Evaluating hydraulic properties of fractured reservoirs both during and after stimulation is vital for the development of Enhanced Geothermal System (EGS). To constrain the evolution of fracture permeability at sufficiently fine resolution to define reservoir response, we propose a model that couples the moment magnitude to fracture aperture and then estimates the reservoir permeability at relatively high resolution. The critical parameters controlling fracture aperture and permeability evolution are stress-drop, the bulk modulus of the fracture embedded matrix, and the dilation angle of fractures. We employ Oda's crack tensor theory and a cubic-law based analog to estimate the permeability of a synthetic fractured reservoir at various scales, demonstrating that the resolution of permeability is largely determined by the cellular grid size. These methods are applied to map the in-situ permeability of the Newberry EGS reservoir using observed microearthquakes (MEQs) induced during two rounds of reservoir stimulations in 2014. The equivalent mean permeability evaluated by each method is consistent and unlimited by representative elementary volume (REV) size. With identical parameters, Oda's crack tensor theory produces a more accurate estimation of permeability than that of the cubic law method, but estimates are within one order of magnitude. The permeability maps show that the most permeable zone is located within the zone of most dense seismicity, providing a reference for the siting of the production well. This model has the potential for mapping permeability evolution from MEQ data in conventional and unconventional resources and at various scales.

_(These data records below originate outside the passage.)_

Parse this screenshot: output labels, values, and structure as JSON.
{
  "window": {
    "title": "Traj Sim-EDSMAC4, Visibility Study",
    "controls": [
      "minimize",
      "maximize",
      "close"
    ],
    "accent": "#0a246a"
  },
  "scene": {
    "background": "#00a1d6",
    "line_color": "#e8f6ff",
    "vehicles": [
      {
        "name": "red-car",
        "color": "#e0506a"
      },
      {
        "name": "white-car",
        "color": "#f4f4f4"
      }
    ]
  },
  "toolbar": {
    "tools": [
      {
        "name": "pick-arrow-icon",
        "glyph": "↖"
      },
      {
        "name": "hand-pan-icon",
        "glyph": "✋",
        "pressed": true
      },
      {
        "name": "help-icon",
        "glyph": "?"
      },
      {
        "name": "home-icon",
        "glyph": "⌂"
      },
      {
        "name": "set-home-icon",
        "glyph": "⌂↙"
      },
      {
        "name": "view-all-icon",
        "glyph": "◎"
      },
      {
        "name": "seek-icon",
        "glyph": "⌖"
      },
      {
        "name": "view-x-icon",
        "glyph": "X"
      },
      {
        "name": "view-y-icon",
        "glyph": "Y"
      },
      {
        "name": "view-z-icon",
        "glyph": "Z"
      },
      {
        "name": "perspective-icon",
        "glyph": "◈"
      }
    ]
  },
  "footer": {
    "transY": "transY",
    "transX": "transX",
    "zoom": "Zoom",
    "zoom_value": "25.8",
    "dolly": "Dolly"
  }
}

All Science Journal Classification (ASJC) codes
- Renewable Energy, Sustainability and the Environment
- Geotechnical Engineering and Engineering Geology